Meliz Berg recalls reading Shakespeare’s Othello and the description of Cyprus as a melting pot where East meets West in the middle of the Mediterranean Sea. Just below Turkey, above Africa, and neighboring Syria, Lebanon, and Greece, the island became the crossroads of cultures, armies, and travelers, making for a melange of flavors when it comes to Cypriot cuisine. 

Influenced by Greek and Turkish cooking, Cyprians use herbs like coriander, which was brought over by Asian travelers. One of Berg’s favorite ingredients is halloumi, a spongy cheese that is both eaten fresh and cooked in pastas, salads, and baked goods.

Her cookbook is Meliz’s Kitchen.

“Once you’ve tried freshly-grated halloumi and dried mint on pasta, it’s really hard to go back,” says Meliz Berg. Photo by Meliz Berg.

Pilavuna is a traditional pastry made by Greek Cypriots at the end of Easter and by Turkish Cypriots during Ramadan.
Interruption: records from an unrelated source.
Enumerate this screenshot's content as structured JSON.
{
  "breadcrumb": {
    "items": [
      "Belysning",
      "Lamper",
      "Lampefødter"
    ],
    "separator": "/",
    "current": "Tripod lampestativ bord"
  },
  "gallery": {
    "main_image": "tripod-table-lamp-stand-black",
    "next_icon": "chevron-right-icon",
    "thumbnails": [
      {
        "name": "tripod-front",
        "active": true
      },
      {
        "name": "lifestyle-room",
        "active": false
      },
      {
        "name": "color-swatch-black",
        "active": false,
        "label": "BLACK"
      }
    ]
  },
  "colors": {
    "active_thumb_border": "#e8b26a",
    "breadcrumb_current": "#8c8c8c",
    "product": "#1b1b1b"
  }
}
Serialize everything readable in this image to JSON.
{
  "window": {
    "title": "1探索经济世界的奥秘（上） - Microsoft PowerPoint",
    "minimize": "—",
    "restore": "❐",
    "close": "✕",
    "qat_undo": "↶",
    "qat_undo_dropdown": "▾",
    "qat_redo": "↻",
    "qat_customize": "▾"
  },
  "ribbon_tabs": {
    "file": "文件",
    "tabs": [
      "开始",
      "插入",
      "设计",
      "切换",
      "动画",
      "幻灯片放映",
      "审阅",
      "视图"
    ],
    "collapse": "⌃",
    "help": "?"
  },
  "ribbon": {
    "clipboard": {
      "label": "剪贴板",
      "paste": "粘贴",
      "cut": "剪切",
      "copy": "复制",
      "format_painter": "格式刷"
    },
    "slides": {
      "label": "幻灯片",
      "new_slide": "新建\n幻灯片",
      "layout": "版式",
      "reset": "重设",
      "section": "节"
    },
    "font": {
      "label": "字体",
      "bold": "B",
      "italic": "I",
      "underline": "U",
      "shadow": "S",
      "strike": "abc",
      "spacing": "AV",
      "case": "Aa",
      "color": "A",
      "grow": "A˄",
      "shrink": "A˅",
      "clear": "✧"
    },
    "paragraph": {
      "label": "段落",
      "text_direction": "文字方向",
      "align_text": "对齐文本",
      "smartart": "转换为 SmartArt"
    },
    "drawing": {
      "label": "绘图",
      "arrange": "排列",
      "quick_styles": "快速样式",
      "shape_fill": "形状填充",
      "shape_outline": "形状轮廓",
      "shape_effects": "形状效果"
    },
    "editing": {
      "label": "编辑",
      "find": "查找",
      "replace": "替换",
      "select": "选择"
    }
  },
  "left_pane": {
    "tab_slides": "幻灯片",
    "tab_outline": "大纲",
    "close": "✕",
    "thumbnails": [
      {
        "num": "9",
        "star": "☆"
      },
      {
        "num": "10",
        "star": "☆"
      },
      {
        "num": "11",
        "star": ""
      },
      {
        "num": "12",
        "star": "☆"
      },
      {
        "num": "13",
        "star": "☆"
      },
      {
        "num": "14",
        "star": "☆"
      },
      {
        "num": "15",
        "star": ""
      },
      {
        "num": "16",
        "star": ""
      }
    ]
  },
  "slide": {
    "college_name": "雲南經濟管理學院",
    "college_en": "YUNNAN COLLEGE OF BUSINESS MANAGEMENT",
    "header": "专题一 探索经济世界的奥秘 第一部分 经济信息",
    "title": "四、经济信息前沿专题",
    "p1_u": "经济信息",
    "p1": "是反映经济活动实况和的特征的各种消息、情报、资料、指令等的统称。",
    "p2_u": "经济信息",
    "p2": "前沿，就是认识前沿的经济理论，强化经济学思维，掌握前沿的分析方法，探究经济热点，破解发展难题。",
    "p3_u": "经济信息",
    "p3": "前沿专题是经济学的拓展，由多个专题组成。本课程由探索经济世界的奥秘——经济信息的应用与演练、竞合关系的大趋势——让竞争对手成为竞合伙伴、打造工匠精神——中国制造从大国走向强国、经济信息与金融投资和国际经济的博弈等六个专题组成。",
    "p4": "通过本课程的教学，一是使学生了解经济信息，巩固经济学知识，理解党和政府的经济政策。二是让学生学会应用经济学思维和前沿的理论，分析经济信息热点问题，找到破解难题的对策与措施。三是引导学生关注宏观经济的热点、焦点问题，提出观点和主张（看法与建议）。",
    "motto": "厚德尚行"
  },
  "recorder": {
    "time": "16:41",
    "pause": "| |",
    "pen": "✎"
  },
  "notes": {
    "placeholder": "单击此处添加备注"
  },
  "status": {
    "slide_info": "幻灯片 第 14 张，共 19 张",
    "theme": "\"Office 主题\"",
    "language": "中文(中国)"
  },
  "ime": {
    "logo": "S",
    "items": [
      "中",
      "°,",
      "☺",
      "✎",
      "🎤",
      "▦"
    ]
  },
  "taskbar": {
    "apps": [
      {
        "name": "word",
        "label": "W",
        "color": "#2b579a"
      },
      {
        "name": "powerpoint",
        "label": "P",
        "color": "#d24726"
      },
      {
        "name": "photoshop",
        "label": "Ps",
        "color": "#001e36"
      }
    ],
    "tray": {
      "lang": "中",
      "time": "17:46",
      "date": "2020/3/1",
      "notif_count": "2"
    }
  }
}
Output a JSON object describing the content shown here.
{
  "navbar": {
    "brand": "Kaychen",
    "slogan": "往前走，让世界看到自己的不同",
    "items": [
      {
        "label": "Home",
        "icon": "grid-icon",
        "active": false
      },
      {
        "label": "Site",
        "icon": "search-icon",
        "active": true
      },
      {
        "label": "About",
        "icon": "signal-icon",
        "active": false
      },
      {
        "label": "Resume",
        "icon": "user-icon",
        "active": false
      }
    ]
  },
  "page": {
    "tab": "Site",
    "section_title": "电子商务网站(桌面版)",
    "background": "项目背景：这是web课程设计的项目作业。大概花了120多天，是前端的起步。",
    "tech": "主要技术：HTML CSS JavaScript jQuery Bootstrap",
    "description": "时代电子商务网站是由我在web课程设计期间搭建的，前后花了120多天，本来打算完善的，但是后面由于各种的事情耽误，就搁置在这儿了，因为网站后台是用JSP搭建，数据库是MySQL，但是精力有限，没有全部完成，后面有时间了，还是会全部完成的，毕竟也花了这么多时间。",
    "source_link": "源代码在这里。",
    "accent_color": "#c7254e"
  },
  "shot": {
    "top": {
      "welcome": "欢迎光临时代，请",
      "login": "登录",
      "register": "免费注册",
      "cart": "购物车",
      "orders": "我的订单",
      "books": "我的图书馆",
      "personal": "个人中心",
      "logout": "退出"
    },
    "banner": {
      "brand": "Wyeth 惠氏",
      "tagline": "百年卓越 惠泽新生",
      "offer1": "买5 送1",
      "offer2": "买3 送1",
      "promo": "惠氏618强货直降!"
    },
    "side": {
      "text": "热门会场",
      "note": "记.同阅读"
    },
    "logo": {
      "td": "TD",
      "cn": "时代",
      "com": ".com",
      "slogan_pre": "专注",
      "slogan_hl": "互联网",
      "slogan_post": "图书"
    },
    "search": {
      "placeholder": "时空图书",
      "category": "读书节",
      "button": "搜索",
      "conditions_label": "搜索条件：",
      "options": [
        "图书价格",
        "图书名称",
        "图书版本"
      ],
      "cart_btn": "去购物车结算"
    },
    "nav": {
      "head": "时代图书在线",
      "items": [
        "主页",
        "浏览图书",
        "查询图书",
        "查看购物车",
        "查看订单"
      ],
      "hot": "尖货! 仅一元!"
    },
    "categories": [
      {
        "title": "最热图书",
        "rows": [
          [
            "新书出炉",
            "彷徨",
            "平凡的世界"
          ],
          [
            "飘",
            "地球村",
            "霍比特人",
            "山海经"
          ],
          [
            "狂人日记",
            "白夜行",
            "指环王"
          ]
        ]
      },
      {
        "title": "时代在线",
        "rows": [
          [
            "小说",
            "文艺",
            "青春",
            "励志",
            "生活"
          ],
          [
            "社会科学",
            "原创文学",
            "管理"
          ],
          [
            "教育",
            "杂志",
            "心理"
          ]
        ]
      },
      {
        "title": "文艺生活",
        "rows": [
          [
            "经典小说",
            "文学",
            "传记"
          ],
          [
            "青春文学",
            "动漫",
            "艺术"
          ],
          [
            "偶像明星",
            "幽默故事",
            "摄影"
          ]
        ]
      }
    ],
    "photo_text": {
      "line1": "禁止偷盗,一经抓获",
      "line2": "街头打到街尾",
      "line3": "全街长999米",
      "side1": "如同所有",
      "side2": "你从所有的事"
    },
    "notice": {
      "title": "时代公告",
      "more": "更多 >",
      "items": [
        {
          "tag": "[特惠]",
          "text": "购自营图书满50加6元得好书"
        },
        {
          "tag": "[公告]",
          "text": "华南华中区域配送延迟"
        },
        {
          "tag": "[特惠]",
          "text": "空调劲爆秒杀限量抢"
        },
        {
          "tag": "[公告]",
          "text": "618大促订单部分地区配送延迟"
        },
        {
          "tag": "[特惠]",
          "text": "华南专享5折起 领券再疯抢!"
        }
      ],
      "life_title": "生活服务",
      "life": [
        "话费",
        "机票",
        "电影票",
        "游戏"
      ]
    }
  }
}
Photo by Meliz Berg.

Meliz Berg describes the Cyprian flavor palette as one of simple food with quintessential fresh flavors and slow-cooked meat dishes, heavily laden with lemons and herbs. Photo by Dan Jones.

Meliz’s Kitchen
is a compilation of traditional, comforting recipes celebrating the intersection of cultures. Photo courtesy of Interlink Books.